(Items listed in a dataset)

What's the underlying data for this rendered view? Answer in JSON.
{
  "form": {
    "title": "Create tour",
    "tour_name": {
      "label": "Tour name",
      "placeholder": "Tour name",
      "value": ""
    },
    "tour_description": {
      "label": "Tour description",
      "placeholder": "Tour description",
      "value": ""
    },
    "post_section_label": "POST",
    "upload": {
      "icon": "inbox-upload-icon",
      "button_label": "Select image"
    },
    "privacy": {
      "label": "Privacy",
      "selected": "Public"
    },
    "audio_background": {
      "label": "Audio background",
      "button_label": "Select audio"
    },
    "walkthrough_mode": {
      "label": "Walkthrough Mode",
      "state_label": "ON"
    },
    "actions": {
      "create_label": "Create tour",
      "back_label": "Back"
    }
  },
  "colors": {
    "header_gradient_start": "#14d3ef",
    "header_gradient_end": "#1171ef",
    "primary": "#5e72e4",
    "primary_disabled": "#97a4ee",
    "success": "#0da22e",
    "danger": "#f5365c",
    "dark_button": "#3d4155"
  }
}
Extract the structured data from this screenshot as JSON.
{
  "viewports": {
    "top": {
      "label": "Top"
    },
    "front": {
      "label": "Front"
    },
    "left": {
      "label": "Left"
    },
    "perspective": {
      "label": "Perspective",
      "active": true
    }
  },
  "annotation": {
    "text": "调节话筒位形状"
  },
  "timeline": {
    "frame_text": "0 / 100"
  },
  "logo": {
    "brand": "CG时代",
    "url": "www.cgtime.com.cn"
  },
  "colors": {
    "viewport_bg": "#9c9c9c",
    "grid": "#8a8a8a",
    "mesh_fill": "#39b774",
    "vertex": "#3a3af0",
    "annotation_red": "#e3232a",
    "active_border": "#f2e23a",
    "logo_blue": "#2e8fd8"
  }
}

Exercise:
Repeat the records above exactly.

Finished exercise:
What's the underlying data for this rendered view? Answer in JSON.
{
  "form": {
    "title": "Create tour",
    "tour_name": {
      "label": "Tour name",
      "placeholder": "Tour name",
      "value": ""
    },
    "tour_description": {
      "label": "Tour description",
      "placeholder": "Tour description",
      "value": ""
    },
    "post_section_label": "POST",
    "upload": {
      "icon": "inbox-upload-icon",
      "button_label": "Select image"
    },
    "privacy": {
      "label": "Privacy",
      "selected": "Public"
    },
    "audio_background": {
      "label": "Audio background",
      "button_label": "Select audio"
    },
    "walkthrough_mode": {
      "label": "Walkthrough Mode",
      "state_label": "ON"
    },
    "actions": {
      "create_label": "Create tour",
      "back_label": "Back"
    }
  },
  "colors": {
    "header_gradient_start": "#14d3ef",
    "header_gradient_end": "#1171ef",
    "primary": "#5e72e4",
    "primary_disabled": "#97a4ee",
    "success": "#0da22e",
    "danger": "#f5365c",
    "dark_button": "#3d4155"
  }
}
Extract the structured data from this screenshot as JSON.
{
  "viewports": {
    "top": {
      "label": "Top"
    },
    "front": {
      "label": "Front"
    },
    "left": {
      "label": "Left"
    },
    "perspective": {
      "label": "Perspective",
      "active": true
    }
  },
  "annotation": {
    "text": "调节话筒位形状"
  },
  "timeline": {
    "frame_text": "0 / 100"
  },
  "logo": {
    "brand": "CG时代",
    "url": "www.cgtime.com.cn"
  },
  "colors": {
    "viewport_bg": "#9c9c9c",
    "grid": "#8a8a8a",
    "mesh_fill": "#39b774",
    "vertex": "#3a3af0",
    "annotation_red": "#e3232a",
    "active_border": "#f2e23a",
    "logo_blue": "#2e8fd8"
  }
}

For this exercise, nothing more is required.